WHAT TO WORK ON — Which lines of the listing below contain the word "apply"? Copy each of them.
******************************
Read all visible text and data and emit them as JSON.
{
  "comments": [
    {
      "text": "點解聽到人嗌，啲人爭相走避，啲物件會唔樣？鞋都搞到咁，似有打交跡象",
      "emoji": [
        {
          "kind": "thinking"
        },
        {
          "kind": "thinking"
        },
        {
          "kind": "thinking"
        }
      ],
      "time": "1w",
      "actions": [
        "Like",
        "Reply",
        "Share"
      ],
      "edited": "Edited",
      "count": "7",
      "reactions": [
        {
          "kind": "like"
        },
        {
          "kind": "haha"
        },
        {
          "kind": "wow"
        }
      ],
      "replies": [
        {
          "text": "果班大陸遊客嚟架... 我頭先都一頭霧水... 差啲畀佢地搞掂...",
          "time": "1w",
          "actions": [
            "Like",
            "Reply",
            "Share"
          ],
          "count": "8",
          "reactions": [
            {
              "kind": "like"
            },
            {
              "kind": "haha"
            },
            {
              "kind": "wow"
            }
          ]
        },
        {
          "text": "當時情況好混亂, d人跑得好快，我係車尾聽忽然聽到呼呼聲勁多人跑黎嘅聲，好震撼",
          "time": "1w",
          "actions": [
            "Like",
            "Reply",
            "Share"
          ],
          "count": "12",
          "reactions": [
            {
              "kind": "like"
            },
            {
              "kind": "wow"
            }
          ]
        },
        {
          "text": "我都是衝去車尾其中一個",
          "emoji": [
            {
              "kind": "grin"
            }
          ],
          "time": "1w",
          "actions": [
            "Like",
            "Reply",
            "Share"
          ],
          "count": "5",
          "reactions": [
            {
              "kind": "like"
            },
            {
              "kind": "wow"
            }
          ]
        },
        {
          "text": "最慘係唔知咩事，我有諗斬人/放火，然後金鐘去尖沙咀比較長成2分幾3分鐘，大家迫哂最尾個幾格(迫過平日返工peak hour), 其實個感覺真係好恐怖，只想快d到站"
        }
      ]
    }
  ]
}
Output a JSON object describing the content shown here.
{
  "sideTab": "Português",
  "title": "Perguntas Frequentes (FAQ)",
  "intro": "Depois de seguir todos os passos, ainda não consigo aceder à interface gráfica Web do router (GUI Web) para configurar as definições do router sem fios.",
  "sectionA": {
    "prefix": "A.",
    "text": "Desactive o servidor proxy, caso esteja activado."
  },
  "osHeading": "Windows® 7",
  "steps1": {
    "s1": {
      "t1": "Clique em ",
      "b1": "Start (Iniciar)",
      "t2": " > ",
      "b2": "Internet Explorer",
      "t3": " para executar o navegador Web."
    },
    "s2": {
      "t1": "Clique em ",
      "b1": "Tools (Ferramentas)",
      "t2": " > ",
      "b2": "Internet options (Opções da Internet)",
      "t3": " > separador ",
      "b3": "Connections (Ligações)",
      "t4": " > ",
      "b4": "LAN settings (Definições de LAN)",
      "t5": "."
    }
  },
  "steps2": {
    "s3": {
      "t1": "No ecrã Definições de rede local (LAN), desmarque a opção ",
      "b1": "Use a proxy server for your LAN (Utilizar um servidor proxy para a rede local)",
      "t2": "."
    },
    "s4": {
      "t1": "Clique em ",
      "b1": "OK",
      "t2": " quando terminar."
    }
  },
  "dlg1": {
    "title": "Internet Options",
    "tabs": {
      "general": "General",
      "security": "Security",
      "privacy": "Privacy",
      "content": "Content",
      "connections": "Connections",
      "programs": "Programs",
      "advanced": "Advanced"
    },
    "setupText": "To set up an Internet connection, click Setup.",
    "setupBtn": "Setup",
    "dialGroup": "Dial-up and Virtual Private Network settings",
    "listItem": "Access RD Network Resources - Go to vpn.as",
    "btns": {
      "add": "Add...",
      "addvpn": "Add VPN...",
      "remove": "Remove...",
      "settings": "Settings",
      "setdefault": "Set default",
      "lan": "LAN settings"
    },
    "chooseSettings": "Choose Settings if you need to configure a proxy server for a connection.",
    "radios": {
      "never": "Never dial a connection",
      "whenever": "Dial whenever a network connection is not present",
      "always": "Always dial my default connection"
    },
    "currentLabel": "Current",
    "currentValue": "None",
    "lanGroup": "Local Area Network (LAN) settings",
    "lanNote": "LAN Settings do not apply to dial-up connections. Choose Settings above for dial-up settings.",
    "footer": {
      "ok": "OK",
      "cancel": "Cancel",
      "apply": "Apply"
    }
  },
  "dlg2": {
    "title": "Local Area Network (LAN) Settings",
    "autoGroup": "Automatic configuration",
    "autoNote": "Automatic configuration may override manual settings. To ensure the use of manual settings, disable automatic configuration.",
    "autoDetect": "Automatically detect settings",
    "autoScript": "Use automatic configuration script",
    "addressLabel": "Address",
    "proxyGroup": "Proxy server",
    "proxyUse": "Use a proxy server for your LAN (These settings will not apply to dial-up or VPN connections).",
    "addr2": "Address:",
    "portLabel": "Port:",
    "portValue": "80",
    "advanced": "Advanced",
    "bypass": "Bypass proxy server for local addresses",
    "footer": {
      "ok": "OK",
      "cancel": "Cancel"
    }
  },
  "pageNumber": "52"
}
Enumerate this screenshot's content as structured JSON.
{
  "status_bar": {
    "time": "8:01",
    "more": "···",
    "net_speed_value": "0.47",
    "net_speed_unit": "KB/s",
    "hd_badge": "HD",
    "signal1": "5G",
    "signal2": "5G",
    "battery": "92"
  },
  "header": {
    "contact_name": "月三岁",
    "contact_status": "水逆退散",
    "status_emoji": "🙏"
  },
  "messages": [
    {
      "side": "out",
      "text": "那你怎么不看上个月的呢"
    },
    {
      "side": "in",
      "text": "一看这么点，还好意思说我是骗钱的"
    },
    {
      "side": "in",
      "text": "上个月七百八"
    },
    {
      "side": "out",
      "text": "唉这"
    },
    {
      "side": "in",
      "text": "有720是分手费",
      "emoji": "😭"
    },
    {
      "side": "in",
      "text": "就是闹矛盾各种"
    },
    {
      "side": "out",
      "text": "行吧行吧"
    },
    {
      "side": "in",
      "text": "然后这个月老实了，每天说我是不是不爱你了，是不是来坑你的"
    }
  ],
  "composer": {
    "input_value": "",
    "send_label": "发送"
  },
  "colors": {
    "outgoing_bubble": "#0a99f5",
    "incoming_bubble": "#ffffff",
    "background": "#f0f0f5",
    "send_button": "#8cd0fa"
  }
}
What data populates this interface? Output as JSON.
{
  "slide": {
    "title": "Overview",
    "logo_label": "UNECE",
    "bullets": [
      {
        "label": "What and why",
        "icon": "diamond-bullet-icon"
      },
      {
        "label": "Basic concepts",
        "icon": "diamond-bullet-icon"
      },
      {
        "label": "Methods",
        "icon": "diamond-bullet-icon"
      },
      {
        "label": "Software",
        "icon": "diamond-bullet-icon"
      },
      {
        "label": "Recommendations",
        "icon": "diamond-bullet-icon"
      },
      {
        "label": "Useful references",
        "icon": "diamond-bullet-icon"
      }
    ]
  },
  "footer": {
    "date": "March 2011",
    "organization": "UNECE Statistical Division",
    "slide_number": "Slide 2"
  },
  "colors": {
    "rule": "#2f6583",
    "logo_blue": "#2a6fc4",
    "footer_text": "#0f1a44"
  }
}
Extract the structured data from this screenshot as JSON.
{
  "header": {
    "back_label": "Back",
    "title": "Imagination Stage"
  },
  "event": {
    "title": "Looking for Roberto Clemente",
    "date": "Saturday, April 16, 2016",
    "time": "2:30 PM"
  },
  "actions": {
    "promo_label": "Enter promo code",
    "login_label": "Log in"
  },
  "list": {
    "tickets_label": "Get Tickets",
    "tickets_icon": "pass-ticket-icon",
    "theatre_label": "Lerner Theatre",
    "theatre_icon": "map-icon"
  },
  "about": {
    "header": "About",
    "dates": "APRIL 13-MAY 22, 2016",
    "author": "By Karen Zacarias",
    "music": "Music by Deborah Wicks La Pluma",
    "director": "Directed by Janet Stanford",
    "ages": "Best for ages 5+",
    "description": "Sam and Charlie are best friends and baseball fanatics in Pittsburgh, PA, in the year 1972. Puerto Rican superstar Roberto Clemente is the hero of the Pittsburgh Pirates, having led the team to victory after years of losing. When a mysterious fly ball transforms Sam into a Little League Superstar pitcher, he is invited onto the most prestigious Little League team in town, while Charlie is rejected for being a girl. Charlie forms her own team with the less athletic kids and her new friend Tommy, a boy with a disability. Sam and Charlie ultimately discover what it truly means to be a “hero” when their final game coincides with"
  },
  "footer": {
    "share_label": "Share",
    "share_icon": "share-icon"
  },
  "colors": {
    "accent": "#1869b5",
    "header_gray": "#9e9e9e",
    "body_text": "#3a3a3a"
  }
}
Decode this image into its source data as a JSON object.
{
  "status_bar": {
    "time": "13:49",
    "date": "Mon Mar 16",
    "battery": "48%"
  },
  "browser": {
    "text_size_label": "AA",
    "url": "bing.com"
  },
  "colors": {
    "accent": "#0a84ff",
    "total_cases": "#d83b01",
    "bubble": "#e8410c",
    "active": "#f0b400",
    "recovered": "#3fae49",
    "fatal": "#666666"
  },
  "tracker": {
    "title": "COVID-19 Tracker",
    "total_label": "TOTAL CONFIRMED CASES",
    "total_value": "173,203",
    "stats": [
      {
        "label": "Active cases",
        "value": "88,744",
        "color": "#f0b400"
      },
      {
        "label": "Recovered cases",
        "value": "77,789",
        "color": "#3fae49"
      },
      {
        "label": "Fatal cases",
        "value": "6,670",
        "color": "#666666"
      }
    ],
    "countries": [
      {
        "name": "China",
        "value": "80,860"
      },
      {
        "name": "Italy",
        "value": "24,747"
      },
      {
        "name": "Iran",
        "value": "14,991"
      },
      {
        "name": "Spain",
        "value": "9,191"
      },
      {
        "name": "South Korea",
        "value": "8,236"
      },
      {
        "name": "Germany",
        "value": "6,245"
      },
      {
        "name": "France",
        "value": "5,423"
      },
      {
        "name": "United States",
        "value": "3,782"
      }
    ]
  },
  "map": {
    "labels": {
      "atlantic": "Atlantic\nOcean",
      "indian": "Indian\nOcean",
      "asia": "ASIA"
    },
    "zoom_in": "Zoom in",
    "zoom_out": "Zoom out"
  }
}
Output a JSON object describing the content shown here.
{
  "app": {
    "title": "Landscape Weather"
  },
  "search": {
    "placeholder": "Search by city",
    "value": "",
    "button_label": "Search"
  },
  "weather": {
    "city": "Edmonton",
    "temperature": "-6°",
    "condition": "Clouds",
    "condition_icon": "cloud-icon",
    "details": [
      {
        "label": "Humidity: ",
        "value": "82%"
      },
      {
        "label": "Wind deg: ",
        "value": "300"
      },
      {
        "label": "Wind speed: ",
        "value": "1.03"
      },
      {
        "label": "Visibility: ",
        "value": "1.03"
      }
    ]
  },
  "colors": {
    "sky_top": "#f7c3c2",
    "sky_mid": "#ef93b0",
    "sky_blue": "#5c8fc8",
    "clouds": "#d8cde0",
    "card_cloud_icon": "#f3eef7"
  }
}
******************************
SOLUTION FOR THIS TASK —
    "lanNote": "LAN Settings do not apply to dial-up connections. Choose Settings above for dial-up settings.",
      "apply": "Apply"
    "proxyUse": "Use a proxy server for your LAN (These settings will not apply to dial-up or VPN connections).",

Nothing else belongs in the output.